Sass - Function Directives


In this chapter, we will study about Function Directives. In SASS, you can create your own function and use them in your script context or can be used with any value. Functions are called by using the function name and with any parameters.


The following example demonstrates the use of function directive in the SCSS file −


      <title>Nested Rules</title>
      <link rel = "stylesheet" type = "text/css" href = "style.css" />
      <link rel = "stylesheet" href = "">
      <script src = ""></script>
      <script src = ""></script>

      <div class = "container" id = "set_width">
         <h2>Example for Function directives</h2>
         <p>SASS stands for Syntactically Awesome Stylesheet. </p>

Next, create file style.scss.


$first-width: 5px;
$second-width: 5px;

@function adjust_width($n) {
   @return $n * $first-width + ($n - 1) * $second-width;

#set_width { padding-left: adjust_width(10); }

You can tell SASS to watch the file and update the CSS whenever SASS file changes, by using the following command −

sass --watch C:\ruby\lib\sass\style.scss:style.css

Next, execute the above command; it will create the style.css file automatically with the following code −


#set_width {
   padding-left: 95px; 


Let us carry out the following steps to see how the above given code works −

  • Save the above given html code in function_directive.html file.

  • Open this HTML file in a browser, an output is displayed as shown below.

Sass Function Directives

In the output, you can see that the left-padding is being applied.

Just like mixin, function can also access globally defined variables and can also accept parameters. You should call the return value for the function by using @return. We can call the SASS-defined functions by using keyword parameters.

Call the above function as shown below.

#set_width { padding-left: adjust_width($n: 10); }

Naming Conventions

To avoid naming conflicts function names can be prefixed so that they can be easily differentiated. Like mixins, variable arguments are also supported by user-defined functions. Functions and other SASS identifiers can use underscores(_) and hyphens(-) interchangeably.
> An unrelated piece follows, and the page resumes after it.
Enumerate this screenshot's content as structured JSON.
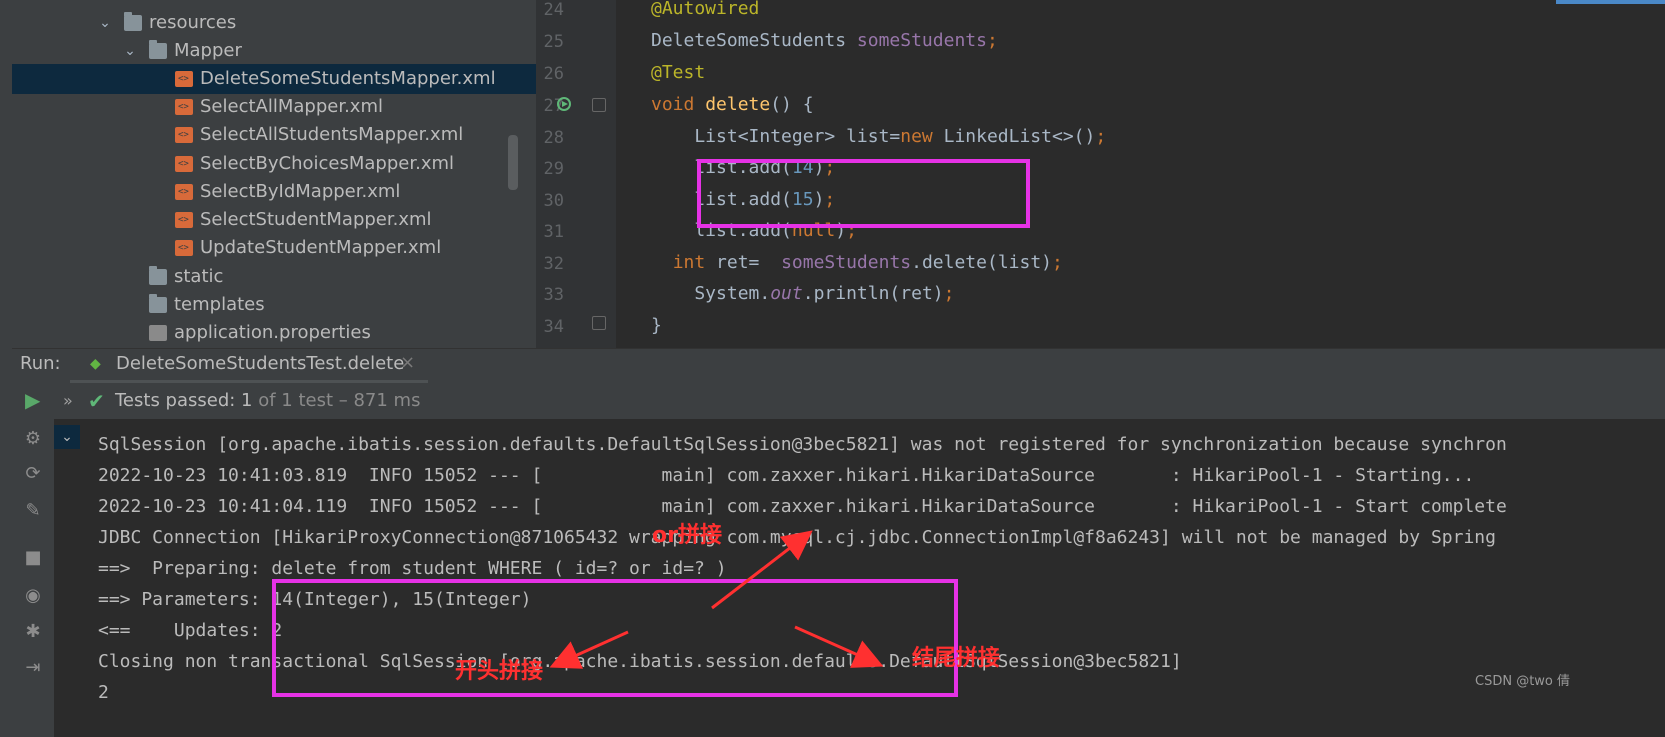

For example, if a function is defined as adjust_width, it can be used as adjust-width, and vice versa.